### [ACTIVITY]
Pull each line containing "true" out of the listing below.

--*--

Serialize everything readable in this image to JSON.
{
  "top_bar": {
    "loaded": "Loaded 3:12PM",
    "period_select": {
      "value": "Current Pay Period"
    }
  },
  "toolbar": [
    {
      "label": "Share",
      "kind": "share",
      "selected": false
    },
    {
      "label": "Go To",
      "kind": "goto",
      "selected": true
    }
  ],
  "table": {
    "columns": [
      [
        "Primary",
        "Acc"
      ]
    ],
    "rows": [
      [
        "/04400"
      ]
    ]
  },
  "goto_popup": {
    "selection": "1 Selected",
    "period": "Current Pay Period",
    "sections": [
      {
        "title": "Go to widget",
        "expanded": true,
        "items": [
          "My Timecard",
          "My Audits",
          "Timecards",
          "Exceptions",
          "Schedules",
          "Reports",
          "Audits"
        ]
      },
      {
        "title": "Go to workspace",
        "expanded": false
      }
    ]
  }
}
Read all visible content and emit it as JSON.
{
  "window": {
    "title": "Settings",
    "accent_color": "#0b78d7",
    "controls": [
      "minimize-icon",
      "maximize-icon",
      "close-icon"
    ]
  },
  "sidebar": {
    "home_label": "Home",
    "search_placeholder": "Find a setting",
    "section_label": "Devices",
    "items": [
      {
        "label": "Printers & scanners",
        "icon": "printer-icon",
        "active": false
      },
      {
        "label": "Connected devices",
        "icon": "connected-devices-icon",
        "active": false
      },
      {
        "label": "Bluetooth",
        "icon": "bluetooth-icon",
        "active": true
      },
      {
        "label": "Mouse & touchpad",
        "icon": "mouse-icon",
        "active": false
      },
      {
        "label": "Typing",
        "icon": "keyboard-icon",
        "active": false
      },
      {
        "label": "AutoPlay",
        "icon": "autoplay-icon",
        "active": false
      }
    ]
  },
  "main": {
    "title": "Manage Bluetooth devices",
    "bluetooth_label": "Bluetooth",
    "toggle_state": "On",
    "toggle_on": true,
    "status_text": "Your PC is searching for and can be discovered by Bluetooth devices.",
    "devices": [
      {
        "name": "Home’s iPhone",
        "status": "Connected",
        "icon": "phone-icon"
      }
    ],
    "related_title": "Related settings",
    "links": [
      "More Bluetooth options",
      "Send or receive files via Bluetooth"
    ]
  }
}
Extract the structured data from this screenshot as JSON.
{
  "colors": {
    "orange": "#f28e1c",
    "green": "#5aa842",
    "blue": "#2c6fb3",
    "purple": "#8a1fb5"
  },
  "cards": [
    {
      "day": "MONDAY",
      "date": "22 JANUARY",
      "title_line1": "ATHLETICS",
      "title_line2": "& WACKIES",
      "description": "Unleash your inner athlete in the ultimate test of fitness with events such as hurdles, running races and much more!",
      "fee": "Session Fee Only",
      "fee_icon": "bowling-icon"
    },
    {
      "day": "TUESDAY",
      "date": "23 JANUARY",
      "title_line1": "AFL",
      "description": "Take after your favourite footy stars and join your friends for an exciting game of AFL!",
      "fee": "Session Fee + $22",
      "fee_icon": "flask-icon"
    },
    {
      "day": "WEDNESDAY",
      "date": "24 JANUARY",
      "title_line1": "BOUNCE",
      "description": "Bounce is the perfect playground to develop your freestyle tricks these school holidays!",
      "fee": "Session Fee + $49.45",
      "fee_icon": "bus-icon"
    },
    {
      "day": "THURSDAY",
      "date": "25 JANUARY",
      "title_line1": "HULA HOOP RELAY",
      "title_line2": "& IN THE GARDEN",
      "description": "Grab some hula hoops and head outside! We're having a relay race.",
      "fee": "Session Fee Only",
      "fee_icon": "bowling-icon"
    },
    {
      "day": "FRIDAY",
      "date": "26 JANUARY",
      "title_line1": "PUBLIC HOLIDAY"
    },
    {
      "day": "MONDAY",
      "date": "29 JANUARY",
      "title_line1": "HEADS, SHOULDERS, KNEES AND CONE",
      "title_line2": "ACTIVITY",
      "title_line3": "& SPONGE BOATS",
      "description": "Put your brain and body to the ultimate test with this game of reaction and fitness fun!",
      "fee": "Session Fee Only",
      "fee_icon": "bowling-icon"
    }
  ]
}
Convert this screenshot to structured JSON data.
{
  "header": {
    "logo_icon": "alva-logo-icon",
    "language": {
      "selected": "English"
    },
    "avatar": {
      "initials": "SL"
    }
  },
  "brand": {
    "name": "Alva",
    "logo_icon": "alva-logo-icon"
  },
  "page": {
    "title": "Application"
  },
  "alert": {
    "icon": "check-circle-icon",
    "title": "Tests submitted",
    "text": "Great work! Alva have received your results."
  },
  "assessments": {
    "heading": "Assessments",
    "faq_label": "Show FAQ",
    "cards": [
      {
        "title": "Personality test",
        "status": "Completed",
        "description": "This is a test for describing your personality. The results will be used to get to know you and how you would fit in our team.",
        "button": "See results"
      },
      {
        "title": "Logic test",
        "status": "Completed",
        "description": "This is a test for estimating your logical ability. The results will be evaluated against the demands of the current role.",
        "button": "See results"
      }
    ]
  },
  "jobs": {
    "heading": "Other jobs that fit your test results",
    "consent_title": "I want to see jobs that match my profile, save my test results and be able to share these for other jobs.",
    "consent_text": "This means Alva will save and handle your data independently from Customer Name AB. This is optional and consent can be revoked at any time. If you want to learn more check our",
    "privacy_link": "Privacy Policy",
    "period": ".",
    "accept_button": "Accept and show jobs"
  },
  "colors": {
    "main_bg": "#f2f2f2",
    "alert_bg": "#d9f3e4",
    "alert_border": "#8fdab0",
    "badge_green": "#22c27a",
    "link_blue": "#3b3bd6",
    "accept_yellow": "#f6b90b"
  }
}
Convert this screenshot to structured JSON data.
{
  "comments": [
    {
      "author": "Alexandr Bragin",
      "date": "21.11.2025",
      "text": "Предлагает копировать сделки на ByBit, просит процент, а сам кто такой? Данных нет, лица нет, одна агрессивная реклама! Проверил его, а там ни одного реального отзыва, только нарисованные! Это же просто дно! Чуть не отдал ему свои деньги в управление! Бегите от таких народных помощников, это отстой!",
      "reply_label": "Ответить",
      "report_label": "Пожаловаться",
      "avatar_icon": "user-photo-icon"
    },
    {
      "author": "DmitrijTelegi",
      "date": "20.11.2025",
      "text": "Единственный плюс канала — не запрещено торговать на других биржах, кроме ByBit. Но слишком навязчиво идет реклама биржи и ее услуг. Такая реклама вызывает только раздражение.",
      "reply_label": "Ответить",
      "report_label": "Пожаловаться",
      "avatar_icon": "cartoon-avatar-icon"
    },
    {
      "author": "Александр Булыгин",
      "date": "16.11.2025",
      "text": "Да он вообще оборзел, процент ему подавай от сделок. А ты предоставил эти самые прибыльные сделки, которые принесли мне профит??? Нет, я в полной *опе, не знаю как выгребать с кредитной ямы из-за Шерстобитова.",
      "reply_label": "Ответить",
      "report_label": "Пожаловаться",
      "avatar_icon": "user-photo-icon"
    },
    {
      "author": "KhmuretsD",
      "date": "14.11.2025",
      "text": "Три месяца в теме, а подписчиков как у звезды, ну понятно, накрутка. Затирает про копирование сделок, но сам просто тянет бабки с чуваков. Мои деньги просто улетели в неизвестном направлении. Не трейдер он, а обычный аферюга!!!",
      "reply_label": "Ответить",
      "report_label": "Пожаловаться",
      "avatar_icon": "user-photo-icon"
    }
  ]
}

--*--

### [TASK RESULT]
      "selected": true
        "expanded": true,
        "active": true
    "toggle_on": true,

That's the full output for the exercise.